• DESCRIPTION OF THE TASK: Each entry needs to be duplicated exactly.

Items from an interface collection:
•••
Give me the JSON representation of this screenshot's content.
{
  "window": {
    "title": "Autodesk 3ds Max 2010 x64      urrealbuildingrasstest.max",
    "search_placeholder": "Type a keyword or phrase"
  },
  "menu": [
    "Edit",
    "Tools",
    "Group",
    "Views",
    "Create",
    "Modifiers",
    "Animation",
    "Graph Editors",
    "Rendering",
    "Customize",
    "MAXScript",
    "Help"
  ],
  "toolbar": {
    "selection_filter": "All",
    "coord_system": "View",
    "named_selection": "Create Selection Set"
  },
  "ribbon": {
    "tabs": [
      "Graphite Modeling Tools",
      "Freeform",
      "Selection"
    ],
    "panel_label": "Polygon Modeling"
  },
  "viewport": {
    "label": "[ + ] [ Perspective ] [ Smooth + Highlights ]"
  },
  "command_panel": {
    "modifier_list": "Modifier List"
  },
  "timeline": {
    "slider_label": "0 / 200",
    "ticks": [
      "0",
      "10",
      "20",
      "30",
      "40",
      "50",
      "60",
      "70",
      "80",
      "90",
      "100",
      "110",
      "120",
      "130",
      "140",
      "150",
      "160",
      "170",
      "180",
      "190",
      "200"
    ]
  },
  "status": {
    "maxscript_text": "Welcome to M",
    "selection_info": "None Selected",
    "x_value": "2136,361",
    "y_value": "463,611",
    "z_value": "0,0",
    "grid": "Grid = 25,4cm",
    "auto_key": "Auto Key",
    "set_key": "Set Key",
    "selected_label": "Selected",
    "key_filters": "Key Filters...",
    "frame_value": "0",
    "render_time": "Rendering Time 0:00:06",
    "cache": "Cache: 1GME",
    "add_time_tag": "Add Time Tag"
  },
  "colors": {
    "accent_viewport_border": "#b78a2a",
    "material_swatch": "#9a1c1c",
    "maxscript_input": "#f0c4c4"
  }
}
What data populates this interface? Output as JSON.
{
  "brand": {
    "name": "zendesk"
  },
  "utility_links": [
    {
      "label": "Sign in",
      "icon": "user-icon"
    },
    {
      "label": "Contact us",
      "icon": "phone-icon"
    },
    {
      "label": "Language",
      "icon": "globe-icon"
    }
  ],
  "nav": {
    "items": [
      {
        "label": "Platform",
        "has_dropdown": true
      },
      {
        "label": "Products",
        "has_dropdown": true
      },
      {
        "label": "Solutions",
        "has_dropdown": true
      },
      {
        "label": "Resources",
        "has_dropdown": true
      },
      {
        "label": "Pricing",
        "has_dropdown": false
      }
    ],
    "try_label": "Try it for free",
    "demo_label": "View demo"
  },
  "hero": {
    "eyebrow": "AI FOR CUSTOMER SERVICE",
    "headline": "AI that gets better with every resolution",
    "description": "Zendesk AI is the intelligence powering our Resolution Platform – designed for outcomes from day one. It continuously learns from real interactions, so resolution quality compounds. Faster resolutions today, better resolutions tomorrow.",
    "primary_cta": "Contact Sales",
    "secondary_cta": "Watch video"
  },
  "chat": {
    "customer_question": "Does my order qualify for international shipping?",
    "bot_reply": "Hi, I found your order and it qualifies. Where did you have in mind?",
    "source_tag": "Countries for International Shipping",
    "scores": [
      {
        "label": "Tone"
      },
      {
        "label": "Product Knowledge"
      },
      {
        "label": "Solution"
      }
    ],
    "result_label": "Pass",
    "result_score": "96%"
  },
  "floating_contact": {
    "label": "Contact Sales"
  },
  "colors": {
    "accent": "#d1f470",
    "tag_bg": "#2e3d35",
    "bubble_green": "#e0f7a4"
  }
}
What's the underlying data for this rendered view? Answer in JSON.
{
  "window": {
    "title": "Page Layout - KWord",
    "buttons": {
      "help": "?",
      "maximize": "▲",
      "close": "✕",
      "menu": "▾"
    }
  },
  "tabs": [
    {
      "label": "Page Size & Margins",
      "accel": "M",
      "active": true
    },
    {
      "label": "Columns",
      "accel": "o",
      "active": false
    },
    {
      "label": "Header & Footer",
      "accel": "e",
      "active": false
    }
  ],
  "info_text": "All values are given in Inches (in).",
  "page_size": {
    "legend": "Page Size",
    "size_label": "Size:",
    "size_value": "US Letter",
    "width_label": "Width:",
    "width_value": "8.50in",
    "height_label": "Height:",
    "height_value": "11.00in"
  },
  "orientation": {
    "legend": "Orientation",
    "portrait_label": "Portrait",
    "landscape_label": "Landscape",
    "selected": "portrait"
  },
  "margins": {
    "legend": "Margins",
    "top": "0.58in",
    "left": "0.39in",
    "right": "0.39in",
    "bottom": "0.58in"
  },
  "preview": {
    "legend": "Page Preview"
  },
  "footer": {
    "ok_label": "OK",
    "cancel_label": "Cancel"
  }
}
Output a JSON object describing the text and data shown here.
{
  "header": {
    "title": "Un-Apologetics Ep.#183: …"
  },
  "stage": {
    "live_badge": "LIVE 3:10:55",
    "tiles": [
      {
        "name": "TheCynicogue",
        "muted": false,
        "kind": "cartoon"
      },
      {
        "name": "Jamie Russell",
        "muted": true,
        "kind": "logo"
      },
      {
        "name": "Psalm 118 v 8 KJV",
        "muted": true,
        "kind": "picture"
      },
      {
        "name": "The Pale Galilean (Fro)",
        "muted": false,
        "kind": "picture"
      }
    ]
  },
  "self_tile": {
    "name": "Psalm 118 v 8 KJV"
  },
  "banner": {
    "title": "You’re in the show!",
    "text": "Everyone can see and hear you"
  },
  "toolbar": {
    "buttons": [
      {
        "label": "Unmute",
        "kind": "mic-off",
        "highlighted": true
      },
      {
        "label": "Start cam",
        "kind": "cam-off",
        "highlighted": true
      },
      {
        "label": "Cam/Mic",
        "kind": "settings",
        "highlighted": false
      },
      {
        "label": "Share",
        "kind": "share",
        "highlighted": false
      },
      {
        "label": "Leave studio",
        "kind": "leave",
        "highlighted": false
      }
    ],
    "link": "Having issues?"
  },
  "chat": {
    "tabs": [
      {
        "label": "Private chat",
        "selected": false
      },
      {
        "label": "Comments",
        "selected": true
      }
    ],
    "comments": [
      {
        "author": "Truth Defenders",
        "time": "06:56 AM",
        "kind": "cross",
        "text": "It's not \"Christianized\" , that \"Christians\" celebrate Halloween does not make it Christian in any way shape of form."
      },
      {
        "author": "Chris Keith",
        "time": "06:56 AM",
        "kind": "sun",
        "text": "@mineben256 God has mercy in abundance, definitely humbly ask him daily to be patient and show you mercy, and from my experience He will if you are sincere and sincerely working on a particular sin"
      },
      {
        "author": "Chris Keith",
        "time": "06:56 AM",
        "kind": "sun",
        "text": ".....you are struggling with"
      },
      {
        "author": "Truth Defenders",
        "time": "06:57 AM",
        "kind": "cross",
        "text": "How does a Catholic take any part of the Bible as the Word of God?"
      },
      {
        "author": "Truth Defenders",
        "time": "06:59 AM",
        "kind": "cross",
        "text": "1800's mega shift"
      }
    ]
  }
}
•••
• TASK OUTPUT:
Give me the JSON representation of this screenshot's content.
{
  "window": {
    "title": "Autodesk 3ds Max 2010 x64      urrealbuildingrasstest.max",
    "search_placeholder": "Type a keyword or phrase"
  },
  "menu": [
    "Edit",
    "Tools",
    "Group",
    "Views",
    "Create",
    "Modifiers",
    "Animation",
    "Graph Editors",
    "Rendering",
    "Customize",
    "MAXScript",
    "Help"
  ],
  "toolbar": {
    "selection_filter": "All",
    "coord_system": "View",
    "named_selection": "Create Selection Set"
  },
  "ribbon": {
    "tabs": [
      "Graphite Modeling Tools",
      "Freeform",
      "Selection"
    ],
    "panel_label": "Polygon Modeling"
  },
  "viewport": {
    "label": "[ + ] [ Perspective ] [ Smooth + Highlights ]"
  },
  "command_panel": {
    "modifier_list": "Modifier List"
  },
  "timeline": {
    "slider_label": "0 / 200",
    "ticks": [
      "0",
      "10",
      "20",
      "30",
      "40",
      "50",
      "60",
      "70",
      "80",
      "90",
      "100",
      "110",
      "120",
      "130",
      "140",
      "150",
      "160",
      "170",
      "180",
      "190",
      "200"
    ]
  },
  "status": {
    "maxscript_text": "Welcome to M",
    "selection_info": "None Selected",
    "x_value": "2136,361",
    "y_value": "463,611",
    "z_value": "0,0",
    "grid": "Grid = 25,4cm",
    "auto_key": "Auto Key",
    "set_key": "Set Key",
    "selected_label": "Selected",
    "key_filters": "Key Filters...",
    "frame_value": "0",
    "render_time": "Rendering Time 0:00:06",
    "cache": "Cache: 1GME",
    "add_time_tag": "Add Time Tag"
  },
  "colors": {
    "accent_viewport_border": "#b78a2a",
    "material_swatch": "#9a1c1c",
    "maxscript_input": "#f0c4c4"
  }
}
What data populates this interface? Output as JSON.
{
  "brand": {
    "name": "zendesk"
  },
  "utility_links": [
    {
      "label": "Sign in",
      "icon": "user-icon"
    },
    {
      "label": "Contact us",
      "icon": "phone-icon"
    },
    {
      "label": "Language",
      "icon": "globe-icon"
    }
  ],
  "nav": {
    "items": [
      {
        "label": "Platform",
        "has_dropdown": true
      },
      {
        "label": "Products",
        "has_dropdown": true
      },
      {
        "label": "Solutions",
        "has_dropdown": true
      },
      {
        "label": "Resources",
        "has_dropdown": true
      },
      {
        "label": "Pricing",
        "has_dropdown": false
      }
    ],
    "try_label": "Try it for free",
    "demo_label": "View demo"
  },
  "hero": {
    "eyebrow": "AI FOR CUSTOMER SERVICE",
    "headline": "AI that gets better with every resolution",
    "description": "Zendesk AI is the intelligence powering our Resolution Platform – designed for outcomes from day one. It continuously learns from real interactions, so resolution quality compounds. Faster resolutions today, better resolutions tomorrow.",
    "primary_cta": "Contact Sales",
    "secondary_cta": "Watch video"
  },
  "chat": {
    "customer_question": "Does my order qualify for international shipping?",
    "bot_reply": "Hi, I found your order and it qualifies. Where did you have in mind?",
    "source_tag": "Countries for International Shipping",
    "scores": [
      {
        "label": "Tone"
      },
      {
        "label": "Product Knowledge"
      },
      {
        "label": "Solution"
      }
    ],
    "result_label": "Pass",
    "result_score": "96%"
  },
  "floating_contact": {
    "label": "Contact Sales"
  },
  "colors": {
    "accent": "#d1f470",
    "tag_bg": "#2e3d35",
    "bubble_green": "#e0f7a4"
  }
}
What's the underlying data for this rendered view? Answer in JSON.
{
  "window": {
    "title": "Page Layout - KWord",
    "buttons": {
      "help": "?",
      "maximize": "▲",
      "close": "✕",
      "menu": "▾"
    }
  },
  "tabs": [
    {
      "label": "Page Size & Margins",
      "accel": "M",
      "active": true
    },
    {
      "label": "Columns",
      "accel": "o",
      "active": false
    },
    {
      "label": "Header & Footer",
      "accel": "e",
      "active": false
    }
  ],
  "info_text": "All values are given in Inches (in).",
  "page_size": {
    "legend": "Page Size",
    "size_label": "Size:",
    "size_value": "US Letter",
    "width_label": "Width:",
    "width_value": "8.50in",
    "height_label": "Height:",
    "height_value": "11.00in"
  },
  "orientation": {
    "legend": "Orientation",
    "portrait_label": "Portrait",
    "landscape_label": "Landscape",
    "selected": "portrait"
  },
  "margins": {
    "legend": "Margins",
    "top": "0.58in",
    "left": "0.39in",
    "right": "0.39in",
    "bottom": "0.58in"
  },
  "preview": {
    "legend": "Page Preview"
  },
  "footer": {
    "ok_label": "OK",
    "cancel_label": "Cancel"
  }
}
Output a JSON object describing the text and data shown here.
{
  "header": {
    "title": "Un-Apologetics Ep.#183: …"
  },
  "stage": {
    "live_badge": "LIVE 3:10:55",
    "tiles": [
      {
        "name": "TheCynicogue",
        "muted": false,
        "kind": "cartoon"
      },
      {
        "name": "Jamie Russell",
        "muted": true,
        "kind": "logo"
      },
      {
        "name": "Psalm 118 v 8 KJV",
        "muted": true,
        "kind": "picture"
      },
      {
        "name": "The Pale Galilean (Fro)",
        "muted": false,
        "kind": "picture"
      }
    ]
  },
  "self_tile": {
    "name": "Psalm 118 v 8 KJV"
  },
  "banner": {
    "title": "You’re in the show!",
    "text": "Everyone can see and hear you"
  },
  "toolbar": {
    "buttons": [
      {
        "label": "Unmute",
        "kind": "mic-off",
        "highlighted": true
      },
      {
        "label": "Start cam",
        "kind": "cam-off",
        "highlighted": true
      },
      {
        "label": "Cam/Mic",
        "kind": "settings",
        "highlighted": false
      },
      {
        "label": "Share",
        "kind": "share",
        "highlighted": false
      },
      {
        "label": "Leave studio",
        "kind": "leave",
        "highlighted": false
      }
    ],
    "link": "Having issues?"
  },
  "chat": {
    "tabs": [
      {
        "label": "Private chat",
        "selected": false
      },
      {
        "label": "Comments",
        "selected": true
      }
    ],
    "comments": [
      {
        "author": "Truth Defenders",
        "time": "06:56 AM",
        "kind": "cross",
        "text": "It's not \"Christianized\" , that \"Christians\" celebrate Halloween does not make it Christian in any way shape of form."
      },
      {
        "author": "Chris Keith",
        "time": "06:56 AM",
        "kind": "sun",
        "text": "@mineben256 God has mercy in abundance, definitely humbly ask him daily to be patient and show you mercy, and from my experience He will if you are sincere and sincerely working on a particular sin"
      },
      {
        "author": "Chris Keith",
        "time": "06:56 AM",
        "kind": "sun",
        "text": ".....you are struggling with"
      },
      {
        "author": "Truth Defenders",
        "time": "06:57 AM",
        "kind": "cross",
        "text": "How does a Catholic take any part of the Bible as the Word of God?"
      },
      {
        "author": "Truth Defenders",
        "time": "06:59 AM",
        "kind": "cross",
        "text": "1800's mega shift"
      }
    ]
  }
}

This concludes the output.